When you are done creating your resume and cover letter, what should your next step be? The reasonable thing for you to do is to start practicing for the interview process. The first face-to-face meeting with the hiring manager is an integral part in you landing a job. If you are not properly prepared, your chances of getting a second conference decrease.
To give yourself a solid foundation, you need to start by reviewing general questions and basic best practices. This will give you a generalized idea of how to answer questions, what to wear and how to act. However, if you want to be able to stand out from the competition, you also need to study arbitrator interview questions and answers. These industry-specific inquiries may help prepare you to give answers loaded with details about your important skills and experiences.
5 Arbitrator Interview Questions & Answers
1. How did you gain the expertise needed to be an arbitrator?

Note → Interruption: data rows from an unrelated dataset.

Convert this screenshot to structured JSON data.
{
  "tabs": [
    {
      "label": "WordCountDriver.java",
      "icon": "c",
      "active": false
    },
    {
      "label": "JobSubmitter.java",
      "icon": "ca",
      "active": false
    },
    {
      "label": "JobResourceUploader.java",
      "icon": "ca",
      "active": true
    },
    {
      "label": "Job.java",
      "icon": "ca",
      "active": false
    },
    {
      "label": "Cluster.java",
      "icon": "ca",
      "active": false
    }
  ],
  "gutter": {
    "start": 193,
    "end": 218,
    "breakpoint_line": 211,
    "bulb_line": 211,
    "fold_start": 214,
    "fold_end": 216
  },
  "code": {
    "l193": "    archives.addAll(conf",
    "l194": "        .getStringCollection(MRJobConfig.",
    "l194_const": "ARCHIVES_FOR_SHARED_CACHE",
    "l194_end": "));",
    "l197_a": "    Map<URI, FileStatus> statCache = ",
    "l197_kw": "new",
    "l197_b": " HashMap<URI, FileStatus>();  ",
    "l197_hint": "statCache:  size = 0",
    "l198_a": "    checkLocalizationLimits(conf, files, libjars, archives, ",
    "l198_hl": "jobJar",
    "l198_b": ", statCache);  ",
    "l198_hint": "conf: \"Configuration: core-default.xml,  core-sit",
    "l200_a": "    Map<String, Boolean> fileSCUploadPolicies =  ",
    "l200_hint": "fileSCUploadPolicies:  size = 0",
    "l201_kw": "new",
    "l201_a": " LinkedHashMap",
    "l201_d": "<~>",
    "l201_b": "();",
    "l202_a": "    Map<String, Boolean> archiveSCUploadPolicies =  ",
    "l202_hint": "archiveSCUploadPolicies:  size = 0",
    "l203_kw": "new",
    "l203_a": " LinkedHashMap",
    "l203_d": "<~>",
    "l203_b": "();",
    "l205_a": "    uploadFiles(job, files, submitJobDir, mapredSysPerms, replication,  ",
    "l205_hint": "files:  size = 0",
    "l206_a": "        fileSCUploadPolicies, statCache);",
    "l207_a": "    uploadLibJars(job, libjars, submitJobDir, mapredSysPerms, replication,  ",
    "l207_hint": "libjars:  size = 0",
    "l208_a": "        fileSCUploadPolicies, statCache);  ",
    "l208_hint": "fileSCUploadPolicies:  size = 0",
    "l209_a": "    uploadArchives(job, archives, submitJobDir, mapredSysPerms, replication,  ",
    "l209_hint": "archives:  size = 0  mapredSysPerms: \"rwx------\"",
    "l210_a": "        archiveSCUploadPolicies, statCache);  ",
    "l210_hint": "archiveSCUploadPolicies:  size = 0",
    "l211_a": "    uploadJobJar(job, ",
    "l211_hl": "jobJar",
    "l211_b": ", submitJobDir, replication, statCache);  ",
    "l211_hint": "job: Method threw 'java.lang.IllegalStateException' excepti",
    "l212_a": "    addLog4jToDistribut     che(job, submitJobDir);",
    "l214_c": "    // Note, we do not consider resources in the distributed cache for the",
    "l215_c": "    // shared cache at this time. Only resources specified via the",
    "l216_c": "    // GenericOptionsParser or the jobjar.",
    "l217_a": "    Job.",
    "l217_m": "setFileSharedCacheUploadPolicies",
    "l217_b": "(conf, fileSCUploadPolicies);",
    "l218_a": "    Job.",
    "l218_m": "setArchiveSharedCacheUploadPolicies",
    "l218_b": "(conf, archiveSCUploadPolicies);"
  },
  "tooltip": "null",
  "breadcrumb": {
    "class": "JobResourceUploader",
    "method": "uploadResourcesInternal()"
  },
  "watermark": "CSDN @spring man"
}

I gained the expertise needed to be an arbitrator through my education, experience and certifications. I have a bachelor's degree in finance management and a law degree, which gives me the insight I need to help solve disputes between two parties. I spent five years as an attorney and an additional six years as an arbitrator, which has allowed me to see a variety of cases. Because I have over a decade of related experience, I was able to join the American Arbitration Association National Roster of Arbitrators.

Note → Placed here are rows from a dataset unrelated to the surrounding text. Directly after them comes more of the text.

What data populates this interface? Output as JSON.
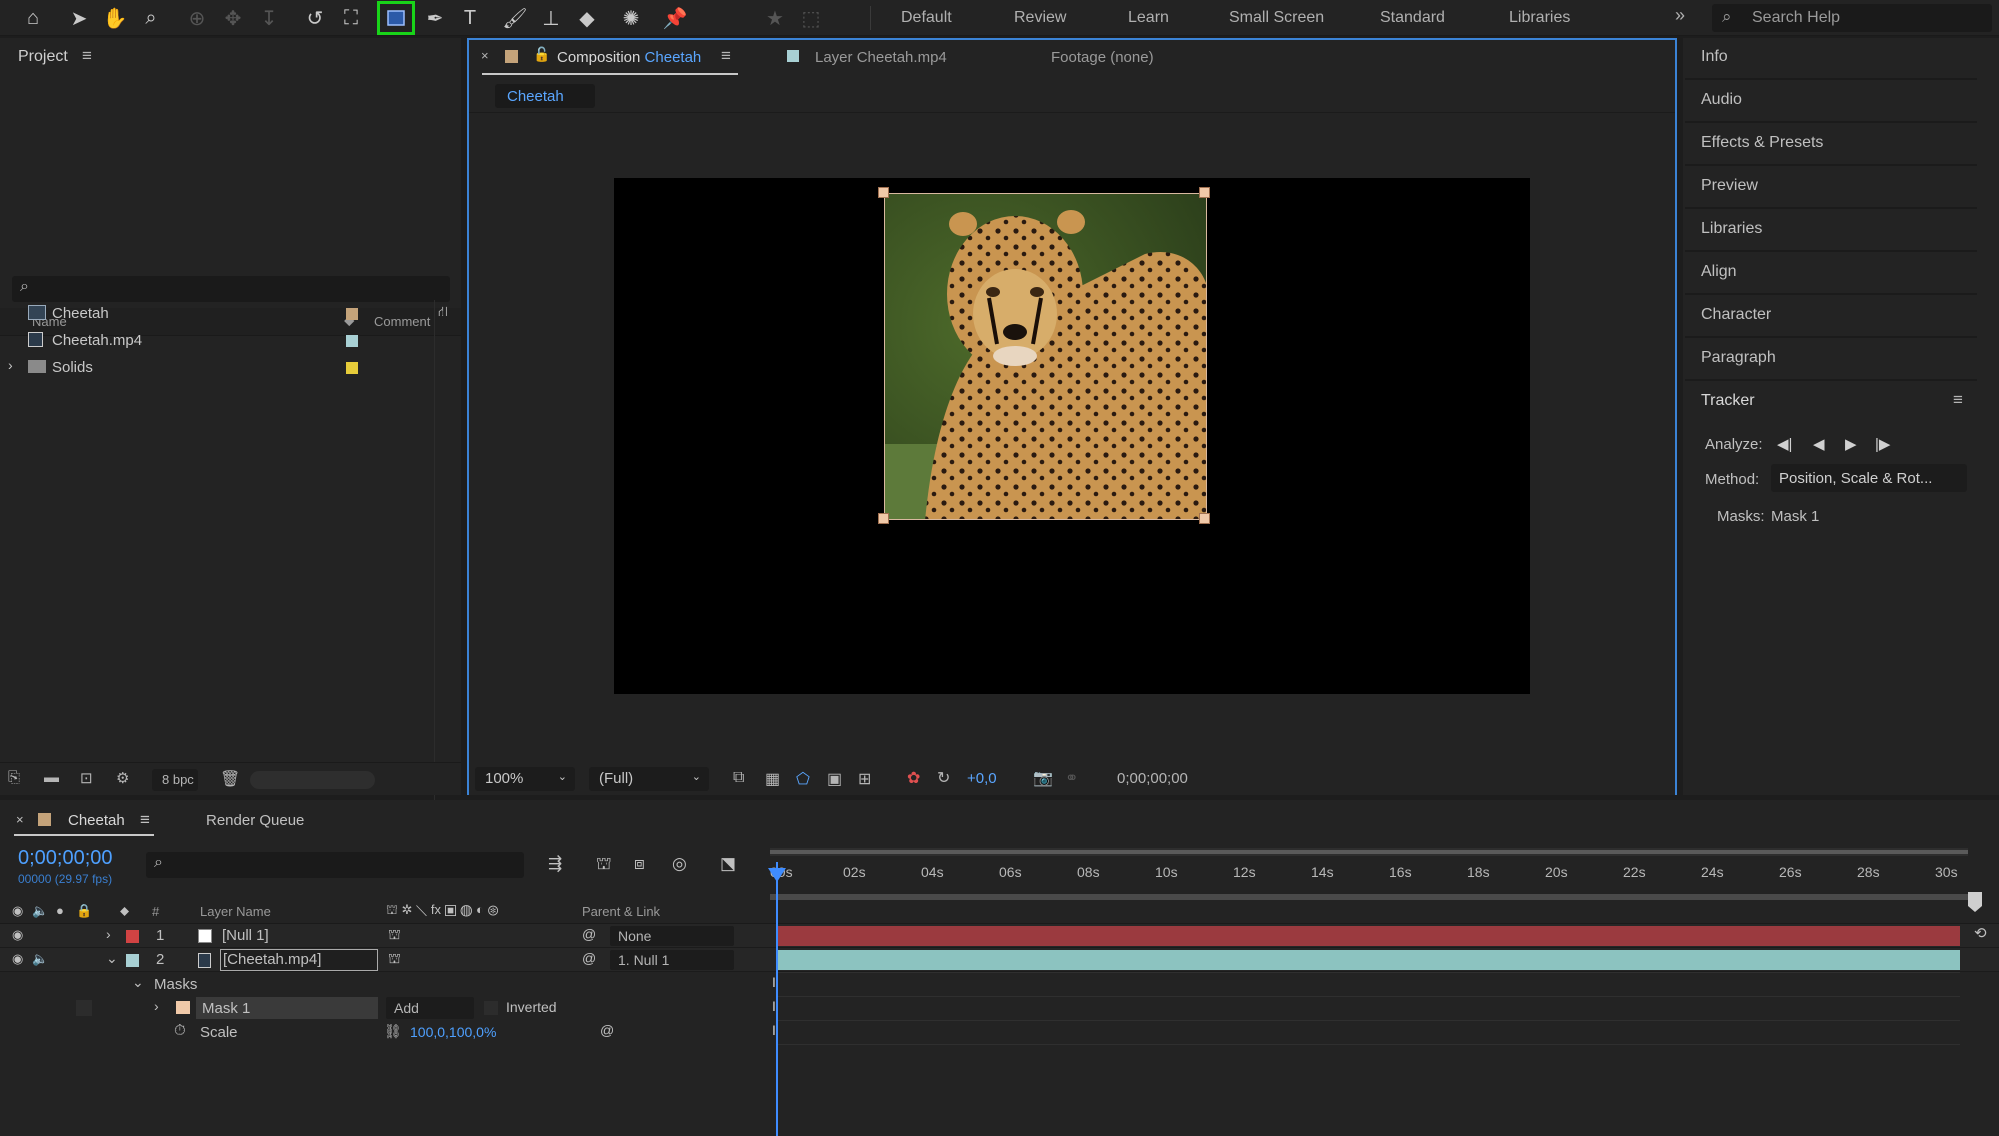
{
  "workspaces": [
    "Default",
    "Review",
    "Learn",
    "Small Screen",
    "Standard",
    "Libraries"
  ],
  "search_help": {
    "placeholder": "Search Help"
  },
  "project": {
    "title": "Project",
    "columns": {
      "name": "Name",
      "comment": "Comment"
    },
    "items": [
      {
        "label": "Cheetah",
        "color": "#c4a37a"
      },
      {
        "label": "Cheetah.mp4",
        "color": "#a8d0d4"
      },
      {
        "label": "Solids",
        "color": "#e6cc3a"
      }
    ],
    "bpc": "8 bpc"
  },
  "comp": {
    "tab_prefix": "Composition",
    "tab_name": "Cheetah",
    "layer_tab": "Layer Cheetah.mp4",
    "footage_tab": "Footage (none)",
    "breadcrumb": "Cheetah",
    "zoom": "100%",
    "resolution": "(Full)",
    "exposure": "+0,0",
    "timecode": "0;00;00;00"
  },
  "right_panels": [
    "Info",
    "Audio",
    "Effects & Presets",
    "Preview",
    "Libraries",
    "Align",
    "Character",
    "Paragraph"
  ],
  "tracker": {
    "title": "Tracker",
    "analyze_label": "Analyze:",
    "method_label": "Method:",
    "method_value": "Position, Scale & Rot...",
    "masks_label": "Masks:",
    "masks_value": "Mask 1"
  },
  "timeline": {
    "tab": "Cheetah",
    "render_queue": "Render Queue",
    "timecode": "0;00;00;00",
    "frame_info": "00000 (29.97 fps)",
    "col_num": "#",
    "col_layer": "Layer Name",
    "col_parent": "Parent & Link",
    "ruler": [
      "00s",
      "02s",
      "04s",
      "06s",
      "08s",
      "10s",
      "12s",
      "14s",
      "16s",
      "18s",
      "20s",
      "22s",
      "24s",
      "26s",
      "28s",
      "30s"
    ],
    "layers": [
      {
        "num": "1",
        "name": "[Null 1]",
        "color": "#d14343",
        "parent": "None"
      },
      {
        "num": "2",
        "name": "[Cheetah.mp4]",
        "color": "#a8d0d4",
        "parent": "1. Null 1"
      }
    ],
    "masks_group": "Masks",
    "mask_name": "Mask 1",
    "mask_mode": "Add",
    "inverted": "Inverted",
    "scale_label": "Scale",
    "scale_value": "100,0,100,0%",
    "bar_colors": {
      "null": "#9b3a3f",
      "footage": "#8cc3c0"
    }
  }
}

2. What do you think an arbitrator's primary duties are?
The main goal of an arbitrator is to settle an argument between two parties by making a law-based decision. Because this is the end goal, I believe the main duties are to remain neutral and base the decision on the evidence presented. If these duties are neglected, the decision may not settle the dispute at hand.

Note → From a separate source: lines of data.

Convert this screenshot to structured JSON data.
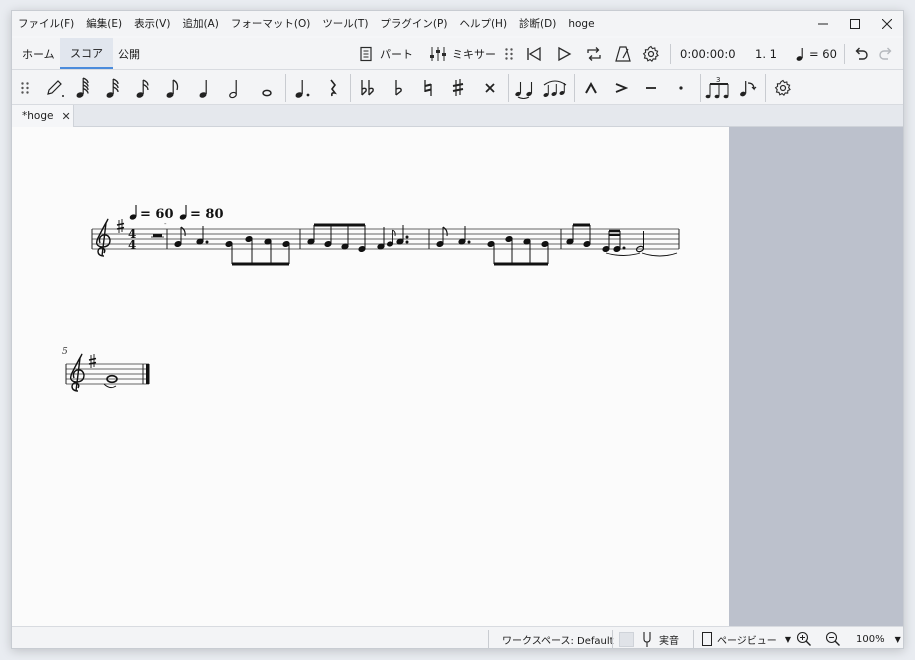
{
  "menubar": {
    "items": [
      "ファイル(F)",
      "編集(E)",
      "表示(V)",
      "追加(A)",
      "フォーマット(O)",
      "ツール(T)",
      "プラグイン(P)",
      "ヘルプ(H)",
      "診断(D)",
      "hoge"
    ]
  },
  "window_controls": {
    "minimize": "—",
    "maximize": "☐",
    "close": "✕"
  },
  "tabs": [
    {
      "label": "ホーム",
      "active": false
    },
    {
      "label": "スコア",
      "active": true
    },
    {
      "label": "公開",
      "active": false
    }
  ],
  "toolbar": {
    "parts_label": "パート",
    "mixer_label": "ミキサー",
    "time": "0:00:00:0",
    "position": "1. 1",
    "tempo": "= 60"
  },
  "palette": {
    "icons": [
      "pen-icon",
      "note-64th-icon",
      "note-32nd-icon",
      "note-16th-icon",
      "note-eighth-icon",
      "note-quarter-icon",
      "note-half-icon",
      "note-whole-icon",
      "augmentation-dot-icon",
      "rest-icon",
      "double-flat-icon",
      "flat-icon",
      "natural-icon",
      "sharp-icon",
      "double-sharp-icon",
      "tie-icon",
      "slur-icon",
      "marcato-icon",
      "accent-icon",
      "tenuto-icon",
      "staccato-icon",
      "tuplet-icon",
      "flip-icon",
      "settings-icon"
    ]
  },
  "document": {
    "tab_label": "*hoge",
    "close": "✕"
  },
  "score": {
    "tempo1": "= 60",
    "tempo2": "= 80",
    "measure_number": "5"
  },
  "statusbar": {
    "workspace": "ワークスペース: Default",
    "concert_pitch": "実音",
    "view_mode": "ページビュー",
    "zoom": "100%"
  },
  "colors": {
    "accent": "#4a8bdc",
    "score_bg": "#fbfbfb",
    "side_bg": "#bcc1cc"
  }
}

3. If you had to pick one skill that is most important to have as an arbitrator, what would you say it is?
If I had to pick one skill and call it the most important for an arbitrator to have, I would say communication is the most important skill. This ability is so important because of the role it plays in the decision-making process. The arbitrator has to be able to listen to the evidence and evaluate what is being said. The arbitrator may have to read complex documents and must have the ability to distinguish important facts. Once all of this information is gathered, the arbitrator has to communicate decisions and requirements in a clear manner so all sides understand the decision. Not only does someone in this type of position have to be able to speak clearly, but he or she must also be able to write clearly. That is why communication is one of the most important skills for an arbitrator to have in my opinion.
4. Why do you think arbitration is an important part of the law?
I think arbitration is an important part of the law because it gives parties a way to solve their issues when they cannot afford the legal fees for a more formal trial and will not compromise on the issue at hand through mediation. I also think the benefits it offers makes it a great choice. Because many arbitrators have expertise in a certain subject matter, they may be better suited to make decisions in that area than judges.
5. Can you talk about a time when your decision-making skills played an important role?
Decision making is an important part of arbitration. It always plays a role in this job. Once a family came to me for help with a custody agreement. Both parents wanted full custody and were unwilling to compromise. I listened to each argument and poured over medical records, school records and other important documentation. Each parent was emotionally invested in the decision, and I didn't want to adversely affect the child. I had to make a fair, law-based choice on how to split the custody. I ended up doing a 60-40 split favoring the father because the records and testimony showed him to be the better choice, but I wanted to make sure the mother also got some time with her children. It was a hard choice, but in the end I think it was what was best.